*EXERCISE REQUIREMENTS*. All of the data below should be output exactly as given.

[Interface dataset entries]
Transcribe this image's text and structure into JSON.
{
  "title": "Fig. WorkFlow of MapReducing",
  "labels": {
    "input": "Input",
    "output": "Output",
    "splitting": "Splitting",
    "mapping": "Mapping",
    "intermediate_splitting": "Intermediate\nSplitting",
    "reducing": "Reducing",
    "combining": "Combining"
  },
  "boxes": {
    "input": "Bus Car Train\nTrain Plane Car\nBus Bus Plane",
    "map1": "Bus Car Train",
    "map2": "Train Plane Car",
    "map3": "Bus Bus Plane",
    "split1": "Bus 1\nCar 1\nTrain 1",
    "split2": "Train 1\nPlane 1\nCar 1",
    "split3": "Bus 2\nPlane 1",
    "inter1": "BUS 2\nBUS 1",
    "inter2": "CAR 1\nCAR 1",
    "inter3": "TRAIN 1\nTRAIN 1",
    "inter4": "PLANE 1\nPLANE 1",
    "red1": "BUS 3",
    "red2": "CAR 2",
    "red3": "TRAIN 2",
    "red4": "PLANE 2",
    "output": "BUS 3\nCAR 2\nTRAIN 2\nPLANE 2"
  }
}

*ANSWER TO THIS TASK*.
Transcribe this image's text and structure into JSON.
{
  "title": "Fig. WorkFlow of MapReducing",
  "labels": {
    "input": "Input",
    "output": "Output",
    "splitting": "Splitting",
    "mapping": "Mapping",
    "intermediate_splitting": "Intermediate\nSplitting",
    "reducing": "Reducing",
    "combining": "Combining"
  },
  "boxes": {
    "input": "Bus Car Train\nTrain Plane Car\nBus Bus Plane",
    "map1": "Bus Car Train",
    "map2": "Train Plane Car",
    "map3": "Bus Bus Plane",
    "split1": "Bus 1\nCar 1\nTrain 1",
    "split2": "Train 1\nPlane 1\nCar 1",
    "split3": "Bus 2\nPlane 1",
    "inter1": "BUS 2\nBUS 1",
    "inter2": "CAR 1\nCAR 1",
    "inter3": "TRAIN 1\nTRAIN 1",
    "inter4": "PLANE 1\nPLANE 1",
    "red1": "BUS 3",
    "red2": "CAR 2",
    "red3": "TRAIN 2",
    "red4": "PLANE 2",
    "output": "BUS 3\nCAR 2\nTRAIN 2\nPLANE 2"
  }
}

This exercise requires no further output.